■ How to complete this task: Write out the full listing exactly.

■ Supplied records:
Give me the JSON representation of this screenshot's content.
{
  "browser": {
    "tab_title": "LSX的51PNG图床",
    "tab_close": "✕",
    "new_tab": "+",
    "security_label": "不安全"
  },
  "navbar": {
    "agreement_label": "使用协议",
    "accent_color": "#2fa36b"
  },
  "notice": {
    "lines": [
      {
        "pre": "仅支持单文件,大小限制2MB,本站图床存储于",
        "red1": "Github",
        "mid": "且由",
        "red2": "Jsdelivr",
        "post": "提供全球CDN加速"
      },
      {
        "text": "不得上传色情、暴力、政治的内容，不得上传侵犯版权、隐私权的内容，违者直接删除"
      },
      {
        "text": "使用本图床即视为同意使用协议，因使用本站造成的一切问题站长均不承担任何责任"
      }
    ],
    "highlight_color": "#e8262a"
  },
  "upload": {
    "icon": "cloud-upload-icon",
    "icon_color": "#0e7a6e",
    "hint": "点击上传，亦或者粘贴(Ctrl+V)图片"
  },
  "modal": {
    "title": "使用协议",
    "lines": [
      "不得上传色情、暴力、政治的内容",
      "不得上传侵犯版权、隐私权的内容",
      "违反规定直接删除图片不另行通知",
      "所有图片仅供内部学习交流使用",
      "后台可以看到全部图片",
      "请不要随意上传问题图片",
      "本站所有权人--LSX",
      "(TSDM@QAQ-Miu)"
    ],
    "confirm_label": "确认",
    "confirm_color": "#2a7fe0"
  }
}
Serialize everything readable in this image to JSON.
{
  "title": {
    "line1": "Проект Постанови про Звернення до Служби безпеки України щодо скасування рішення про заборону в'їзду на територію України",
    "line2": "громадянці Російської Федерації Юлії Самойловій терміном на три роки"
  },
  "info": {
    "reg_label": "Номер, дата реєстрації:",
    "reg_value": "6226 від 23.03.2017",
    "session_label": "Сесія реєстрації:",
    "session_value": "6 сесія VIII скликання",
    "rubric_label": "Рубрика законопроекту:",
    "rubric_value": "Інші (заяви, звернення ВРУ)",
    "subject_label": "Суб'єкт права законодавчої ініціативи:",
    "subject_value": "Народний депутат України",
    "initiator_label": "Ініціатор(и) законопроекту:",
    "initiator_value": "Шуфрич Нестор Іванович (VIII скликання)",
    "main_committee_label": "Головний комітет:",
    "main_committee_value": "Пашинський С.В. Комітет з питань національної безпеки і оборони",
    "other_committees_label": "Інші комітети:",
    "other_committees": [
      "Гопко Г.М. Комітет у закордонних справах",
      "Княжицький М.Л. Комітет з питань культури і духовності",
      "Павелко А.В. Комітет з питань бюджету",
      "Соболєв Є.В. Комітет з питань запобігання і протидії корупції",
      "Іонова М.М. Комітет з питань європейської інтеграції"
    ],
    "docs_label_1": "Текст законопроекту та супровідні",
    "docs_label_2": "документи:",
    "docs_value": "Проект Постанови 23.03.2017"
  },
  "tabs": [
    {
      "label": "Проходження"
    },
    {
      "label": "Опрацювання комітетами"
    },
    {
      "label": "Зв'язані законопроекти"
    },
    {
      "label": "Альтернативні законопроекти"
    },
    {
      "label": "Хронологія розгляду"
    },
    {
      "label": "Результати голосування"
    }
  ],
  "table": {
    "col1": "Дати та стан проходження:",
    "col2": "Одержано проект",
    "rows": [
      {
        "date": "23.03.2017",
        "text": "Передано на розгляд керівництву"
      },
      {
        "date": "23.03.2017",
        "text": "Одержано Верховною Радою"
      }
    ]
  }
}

■ Exercise answer:
Give me the JSON representation of this screenshot's content.
{
  "browser": {
    "tab_title": "LSX的51PNG图床",
    "tab_close": "✕",
    "new_tab": "+",
    "security_label": "不安全"
  },
  "navbar": {
    "agreement_label": "使用协议",
    "accent_color": "#2fa36b"
  },
  "notice": {
    "lines": [
      {
        "pre": "仅支持单文件,大小限制2MB,本站图床存储于",
        "red1": "Github",
        "mid": "且由",
        "red2": "Jsdelivr",
        "post": "提供全球CDN加速"
      },
      {
        "text": "不得上传色情、暴力、政治的内容，不得上传侵犯版权、隐私权的内容，违者直接删除"
      },
      {
        "text": "使用本图床即视为同意使用协议，因使用本站造成的一切问题站长均不承担任何责任"
      }
    ],
    "highlight_color": "#e8262a"
  },
  "upload": {
    "icon": "cloud-upload-icon",
    "icon_color": "#0e7a6e",
    "hint": "点击上传，亦或者粘贴(Ctrl+V)图片"
  },
  "modal": {
    "title": "使用协议",
    "lines": [
      "不得上传色情、暴力、政治的内容",
      "不得上传侵犯版权、隐私权的内容",
      "违反规定直接删除图片不另行通知",
      "所有图片仅供内部学习交流使用",
      "后台可以看到全部图片",
      "请不要随意上传问题图片",
      "本站所有权人--LSX",
      "(TSDM@QAQ-Miu)"
    ],
    "confirm_label": "确认",
    "confirm_color": "#2a7fe0"
  }
}
Serialize everything readable in this image to JSON.
{
  "title": {
    "line1": "Проект Постанови про Звернення до Служби безпеки України щодо скасування рішення про заборону в'їзду на територію України",
    "line2": "громадянці Російської Федерації Юлії Самойловій терміном на три роки"
  },
  "info": {
    "reg_label": "Номер, дата реєстрації:",
    "reg_value": "6226 від 23.03.2017",
    "session_label": "Сесія реєстрації:",
    "session_value": "6 сесія VIII скликання",
    "rubric_label": "Рубрика законопроекту:",
    "rubric_value": "Інші (заяви, звернення ВРУ)",
    "subject_label": "Суб'єкт права законодавчої ініціативи:",
    "subject_value": "Народний депутат України",
    "initiator_label": "Ініціатор(и) законопроекту:",
    "initiator_value": "Шуфрич Нестор Іванович (VIII скликання)",
    "main_committee_label": "Головний комітет:",
    "main_committee_value": "Пашинський С.В. Комітет з питань національної безпеки і оборони",
    "other_committees_label": "Інші комітети:",
    "other_committees": [
      "Гопко Г.М. Комітет у закордонних справах",
      "Княжицький М.Л. Комітет з питань культури і духовності",
      "Павелко А.В. Комітет з питань бюджету",
      "Соболєв Є.В. Комітет з питань запобігання і протидії корупції",
      "Іонова М.М. Комітет з питань європейської інтеграції"
    ],
    "docs_label_1": "Текст законопроекту та супровідні",
    "docs_label_2": "документи:",
    "docs_value": "Проект Постанови 23.03.2017"
  },
  "tabs": [
    {
      "label": "Проходження"
    },
    {
      "label": "Опрацювання комітетами"
    },
    {
      "label": "Зв'язані законопроекти"
    },
    {
      "label": "Альтернативні законопроекти"
    },
    {
      "label": "Хронологія розгляду"
    },
    {
      "label": "Результати голосування"
    }
  ],
  "table": {
    "col1": "Дати та стан проходження:",
    "col2": "Одержано проект",
    "rows": [
      {
        "date": "23.03.2017",
        "text": "Передано на розгляд керівництву"
      },
      {
        "date": "23.03.2017",
        "text": "Одержано Верховною Радою"
      }
    ]
  }
}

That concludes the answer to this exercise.